## About this task
All lines of the entries with "wallpaper" in them must be listed.

Dataset excerpts:
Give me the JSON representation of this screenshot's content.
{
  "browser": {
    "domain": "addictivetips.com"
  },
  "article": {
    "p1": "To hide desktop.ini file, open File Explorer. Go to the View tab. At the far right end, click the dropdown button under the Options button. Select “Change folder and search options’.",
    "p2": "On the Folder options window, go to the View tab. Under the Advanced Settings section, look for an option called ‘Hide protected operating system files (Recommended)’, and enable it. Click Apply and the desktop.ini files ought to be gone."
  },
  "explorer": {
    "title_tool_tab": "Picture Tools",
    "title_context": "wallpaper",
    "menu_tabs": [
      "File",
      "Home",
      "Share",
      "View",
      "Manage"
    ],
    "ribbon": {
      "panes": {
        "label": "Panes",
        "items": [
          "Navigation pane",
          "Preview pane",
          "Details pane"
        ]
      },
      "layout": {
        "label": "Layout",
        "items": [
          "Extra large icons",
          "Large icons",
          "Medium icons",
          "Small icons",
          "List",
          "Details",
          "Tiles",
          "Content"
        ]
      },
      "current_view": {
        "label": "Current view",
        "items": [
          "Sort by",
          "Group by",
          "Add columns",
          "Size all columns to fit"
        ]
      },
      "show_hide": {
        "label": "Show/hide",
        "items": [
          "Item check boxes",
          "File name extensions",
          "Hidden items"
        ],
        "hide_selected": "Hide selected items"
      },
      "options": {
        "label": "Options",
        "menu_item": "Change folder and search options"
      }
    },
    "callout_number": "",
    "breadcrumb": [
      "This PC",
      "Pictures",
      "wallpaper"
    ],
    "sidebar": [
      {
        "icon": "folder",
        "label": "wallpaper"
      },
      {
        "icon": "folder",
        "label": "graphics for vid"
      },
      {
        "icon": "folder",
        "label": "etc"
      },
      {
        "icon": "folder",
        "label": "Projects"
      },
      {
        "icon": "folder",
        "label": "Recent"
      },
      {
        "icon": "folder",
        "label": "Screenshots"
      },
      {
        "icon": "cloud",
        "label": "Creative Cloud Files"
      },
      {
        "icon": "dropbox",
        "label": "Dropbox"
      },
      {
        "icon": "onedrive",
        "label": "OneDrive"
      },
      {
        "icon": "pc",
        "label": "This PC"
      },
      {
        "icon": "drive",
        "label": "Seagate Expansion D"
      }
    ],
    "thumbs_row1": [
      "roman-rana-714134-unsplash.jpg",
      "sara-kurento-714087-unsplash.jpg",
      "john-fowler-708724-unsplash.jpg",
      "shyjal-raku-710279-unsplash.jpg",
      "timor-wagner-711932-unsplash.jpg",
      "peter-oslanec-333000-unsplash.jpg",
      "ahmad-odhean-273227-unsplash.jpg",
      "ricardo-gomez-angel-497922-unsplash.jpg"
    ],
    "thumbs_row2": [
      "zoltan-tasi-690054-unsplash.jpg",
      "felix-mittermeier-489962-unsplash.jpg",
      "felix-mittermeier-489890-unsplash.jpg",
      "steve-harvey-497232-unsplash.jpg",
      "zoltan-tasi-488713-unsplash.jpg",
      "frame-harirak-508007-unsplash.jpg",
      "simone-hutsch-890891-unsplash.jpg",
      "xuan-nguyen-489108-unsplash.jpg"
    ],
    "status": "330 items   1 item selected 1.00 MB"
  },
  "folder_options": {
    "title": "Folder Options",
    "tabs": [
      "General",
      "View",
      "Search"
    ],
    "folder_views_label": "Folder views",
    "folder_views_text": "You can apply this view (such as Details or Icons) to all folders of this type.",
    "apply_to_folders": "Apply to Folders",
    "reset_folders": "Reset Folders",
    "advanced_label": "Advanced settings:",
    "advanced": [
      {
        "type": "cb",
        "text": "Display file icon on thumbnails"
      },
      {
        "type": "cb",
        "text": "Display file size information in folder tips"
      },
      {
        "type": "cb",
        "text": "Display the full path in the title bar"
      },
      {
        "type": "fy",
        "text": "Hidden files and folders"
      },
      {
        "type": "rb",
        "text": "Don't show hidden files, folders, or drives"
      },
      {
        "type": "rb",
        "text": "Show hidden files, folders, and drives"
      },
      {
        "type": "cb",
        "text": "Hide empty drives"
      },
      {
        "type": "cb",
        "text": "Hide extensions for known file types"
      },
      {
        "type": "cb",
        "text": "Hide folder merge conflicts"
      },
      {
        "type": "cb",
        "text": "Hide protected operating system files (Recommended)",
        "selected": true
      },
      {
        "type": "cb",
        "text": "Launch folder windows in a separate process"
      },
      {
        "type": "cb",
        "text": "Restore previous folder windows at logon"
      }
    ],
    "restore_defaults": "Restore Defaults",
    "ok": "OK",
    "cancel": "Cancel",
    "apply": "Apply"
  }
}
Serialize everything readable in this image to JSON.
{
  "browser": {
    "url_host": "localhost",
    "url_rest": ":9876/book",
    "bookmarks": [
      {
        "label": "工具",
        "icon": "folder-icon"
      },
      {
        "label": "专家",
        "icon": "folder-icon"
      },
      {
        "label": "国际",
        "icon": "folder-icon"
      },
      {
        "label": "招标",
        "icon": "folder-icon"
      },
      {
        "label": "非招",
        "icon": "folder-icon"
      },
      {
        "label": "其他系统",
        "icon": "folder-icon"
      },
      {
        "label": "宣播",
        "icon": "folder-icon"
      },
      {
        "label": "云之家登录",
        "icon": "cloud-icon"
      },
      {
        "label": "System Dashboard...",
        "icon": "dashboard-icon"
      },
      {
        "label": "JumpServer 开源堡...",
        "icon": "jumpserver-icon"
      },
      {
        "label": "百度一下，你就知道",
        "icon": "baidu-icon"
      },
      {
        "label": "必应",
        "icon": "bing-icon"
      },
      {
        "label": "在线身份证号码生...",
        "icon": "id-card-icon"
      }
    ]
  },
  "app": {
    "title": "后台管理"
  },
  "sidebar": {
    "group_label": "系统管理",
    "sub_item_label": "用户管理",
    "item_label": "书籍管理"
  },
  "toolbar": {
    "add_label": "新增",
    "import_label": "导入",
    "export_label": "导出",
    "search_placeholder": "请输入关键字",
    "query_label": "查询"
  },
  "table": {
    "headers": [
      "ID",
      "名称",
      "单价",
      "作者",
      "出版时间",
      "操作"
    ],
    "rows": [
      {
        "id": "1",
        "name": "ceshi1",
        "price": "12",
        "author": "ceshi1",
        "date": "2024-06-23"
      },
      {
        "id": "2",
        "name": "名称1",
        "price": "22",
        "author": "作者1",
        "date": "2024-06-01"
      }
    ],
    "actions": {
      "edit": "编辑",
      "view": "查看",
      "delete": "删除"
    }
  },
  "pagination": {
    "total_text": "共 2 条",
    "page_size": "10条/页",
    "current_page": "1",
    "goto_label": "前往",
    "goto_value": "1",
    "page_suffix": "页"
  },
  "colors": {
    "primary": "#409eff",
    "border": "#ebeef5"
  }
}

## Exercise answer
    "title_context": "wallpaper",
      "wallpaper"
        "label": "wallpaper"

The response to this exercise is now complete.